- Kenny Lin, MD, MPH
How do you use social media for professional purposes? An increasing number of family physicians use channels such as blogs, Facebook, and Twitter to keep up with the medical literature, network with other health professionals, and provide health education to current and prospective patients and their communities. When AFP launched its Community Blog and Facebook and Twitter accounts in 2010, there was little published guidance for physicians on how to get started in social media. Guidelines from the American Medical Association focused on avoiding unprofessional behavior, while the American Academy of Pediatrics reviewed the risks of social media use in children and adolescents, including cyberbullying and sexting. The author of a 2011 Curbside Consultation on whether physicians should be "friends" with their patients on social networking websites remarked: "In terms of universally accepted standards for interacting with patients using social media, it is kind of like the Wild West."

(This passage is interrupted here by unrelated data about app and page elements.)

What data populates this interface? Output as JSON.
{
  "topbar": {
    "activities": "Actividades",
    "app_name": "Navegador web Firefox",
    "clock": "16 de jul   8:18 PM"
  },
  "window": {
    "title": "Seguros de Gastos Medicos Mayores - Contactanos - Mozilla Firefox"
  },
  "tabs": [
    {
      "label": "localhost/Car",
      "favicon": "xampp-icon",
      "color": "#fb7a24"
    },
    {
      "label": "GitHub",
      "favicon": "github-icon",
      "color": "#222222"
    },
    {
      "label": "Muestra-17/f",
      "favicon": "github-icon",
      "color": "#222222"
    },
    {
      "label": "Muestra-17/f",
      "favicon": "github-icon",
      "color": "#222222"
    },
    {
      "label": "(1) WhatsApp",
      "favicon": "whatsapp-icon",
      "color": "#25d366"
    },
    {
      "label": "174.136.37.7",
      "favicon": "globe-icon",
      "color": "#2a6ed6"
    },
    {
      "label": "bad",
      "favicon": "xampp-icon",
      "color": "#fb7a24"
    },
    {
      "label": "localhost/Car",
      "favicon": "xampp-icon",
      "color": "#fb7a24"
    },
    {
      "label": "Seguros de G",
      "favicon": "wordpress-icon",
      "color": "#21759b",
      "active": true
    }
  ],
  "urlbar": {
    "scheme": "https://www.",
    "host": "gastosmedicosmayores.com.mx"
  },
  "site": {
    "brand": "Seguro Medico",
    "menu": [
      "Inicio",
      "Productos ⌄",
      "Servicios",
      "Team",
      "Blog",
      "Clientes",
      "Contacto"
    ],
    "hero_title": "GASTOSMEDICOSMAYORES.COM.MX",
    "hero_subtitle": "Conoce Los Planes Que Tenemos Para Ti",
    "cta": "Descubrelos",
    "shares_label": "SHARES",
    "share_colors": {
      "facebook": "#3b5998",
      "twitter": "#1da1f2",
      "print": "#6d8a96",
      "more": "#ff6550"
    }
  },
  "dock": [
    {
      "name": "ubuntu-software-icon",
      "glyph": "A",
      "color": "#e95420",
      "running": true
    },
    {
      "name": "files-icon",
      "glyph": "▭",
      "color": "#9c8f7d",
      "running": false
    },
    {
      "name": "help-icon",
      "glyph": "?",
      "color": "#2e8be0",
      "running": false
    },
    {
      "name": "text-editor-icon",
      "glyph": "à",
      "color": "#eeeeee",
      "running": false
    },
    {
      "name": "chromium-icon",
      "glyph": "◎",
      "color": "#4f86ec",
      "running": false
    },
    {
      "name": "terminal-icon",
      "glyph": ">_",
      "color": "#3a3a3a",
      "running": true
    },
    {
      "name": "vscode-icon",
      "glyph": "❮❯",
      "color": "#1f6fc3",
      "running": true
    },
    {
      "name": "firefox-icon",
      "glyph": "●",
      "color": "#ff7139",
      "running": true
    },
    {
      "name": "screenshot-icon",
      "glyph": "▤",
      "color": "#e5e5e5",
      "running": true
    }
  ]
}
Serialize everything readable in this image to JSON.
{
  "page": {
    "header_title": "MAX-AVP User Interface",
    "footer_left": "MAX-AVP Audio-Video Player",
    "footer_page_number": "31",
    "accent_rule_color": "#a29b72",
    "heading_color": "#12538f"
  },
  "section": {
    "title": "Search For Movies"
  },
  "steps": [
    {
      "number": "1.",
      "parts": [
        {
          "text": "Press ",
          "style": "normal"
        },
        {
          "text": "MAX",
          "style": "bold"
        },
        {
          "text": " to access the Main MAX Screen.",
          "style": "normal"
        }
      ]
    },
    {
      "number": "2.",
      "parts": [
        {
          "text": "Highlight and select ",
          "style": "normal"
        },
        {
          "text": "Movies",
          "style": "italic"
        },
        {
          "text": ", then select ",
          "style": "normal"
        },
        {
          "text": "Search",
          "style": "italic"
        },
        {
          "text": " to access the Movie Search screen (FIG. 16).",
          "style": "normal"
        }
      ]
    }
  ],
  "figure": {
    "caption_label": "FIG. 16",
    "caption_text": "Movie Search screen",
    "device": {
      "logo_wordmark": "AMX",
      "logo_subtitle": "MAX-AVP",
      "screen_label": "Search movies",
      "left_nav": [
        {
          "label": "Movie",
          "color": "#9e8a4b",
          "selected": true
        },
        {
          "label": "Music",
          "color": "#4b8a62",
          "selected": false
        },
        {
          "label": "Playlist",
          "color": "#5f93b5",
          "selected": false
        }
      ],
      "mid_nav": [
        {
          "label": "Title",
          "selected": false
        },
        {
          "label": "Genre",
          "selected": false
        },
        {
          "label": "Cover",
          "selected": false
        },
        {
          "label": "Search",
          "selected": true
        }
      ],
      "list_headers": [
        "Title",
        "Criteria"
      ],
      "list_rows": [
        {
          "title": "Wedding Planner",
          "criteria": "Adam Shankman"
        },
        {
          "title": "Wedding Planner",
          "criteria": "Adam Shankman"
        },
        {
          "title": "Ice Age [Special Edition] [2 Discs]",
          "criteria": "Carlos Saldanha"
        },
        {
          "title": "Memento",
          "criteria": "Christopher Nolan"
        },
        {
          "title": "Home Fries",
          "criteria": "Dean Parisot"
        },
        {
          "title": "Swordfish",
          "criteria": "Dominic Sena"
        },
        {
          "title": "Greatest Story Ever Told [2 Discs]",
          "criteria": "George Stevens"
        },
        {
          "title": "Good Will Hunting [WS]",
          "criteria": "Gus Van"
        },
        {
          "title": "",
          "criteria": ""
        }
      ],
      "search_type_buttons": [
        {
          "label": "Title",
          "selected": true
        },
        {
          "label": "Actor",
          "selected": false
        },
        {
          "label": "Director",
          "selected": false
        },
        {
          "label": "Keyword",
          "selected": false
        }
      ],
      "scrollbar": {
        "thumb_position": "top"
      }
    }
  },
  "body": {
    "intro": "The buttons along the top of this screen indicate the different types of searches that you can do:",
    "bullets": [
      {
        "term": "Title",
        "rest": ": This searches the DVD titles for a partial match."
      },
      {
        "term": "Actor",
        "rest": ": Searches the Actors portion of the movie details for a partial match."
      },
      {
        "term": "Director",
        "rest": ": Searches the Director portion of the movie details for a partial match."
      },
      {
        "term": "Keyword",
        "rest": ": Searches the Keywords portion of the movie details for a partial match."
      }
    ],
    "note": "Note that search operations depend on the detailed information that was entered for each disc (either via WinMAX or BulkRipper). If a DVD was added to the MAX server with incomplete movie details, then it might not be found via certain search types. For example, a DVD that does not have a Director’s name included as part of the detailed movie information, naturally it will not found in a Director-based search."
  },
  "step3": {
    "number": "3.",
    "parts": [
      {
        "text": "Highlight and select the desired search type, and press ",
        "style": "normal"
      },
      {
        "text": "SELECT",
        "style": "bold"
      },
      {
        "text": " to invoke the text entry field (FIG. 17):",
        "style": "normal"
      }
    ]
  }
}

The Wild West got a little bit tamer last week, when the American Academy of Family Physicians released "Social Media for Family Physicians: Guidelines and Resources for Success." Designed to meet the needs of family physicians with varying levels of social media experience, this 15-page document offers a valuable road map that includes a concise orientation to major social media channels; a suggested initial approach; guidance on protecting patient privacy; and commonsense recommendations for social media policies in private and employed physician practices.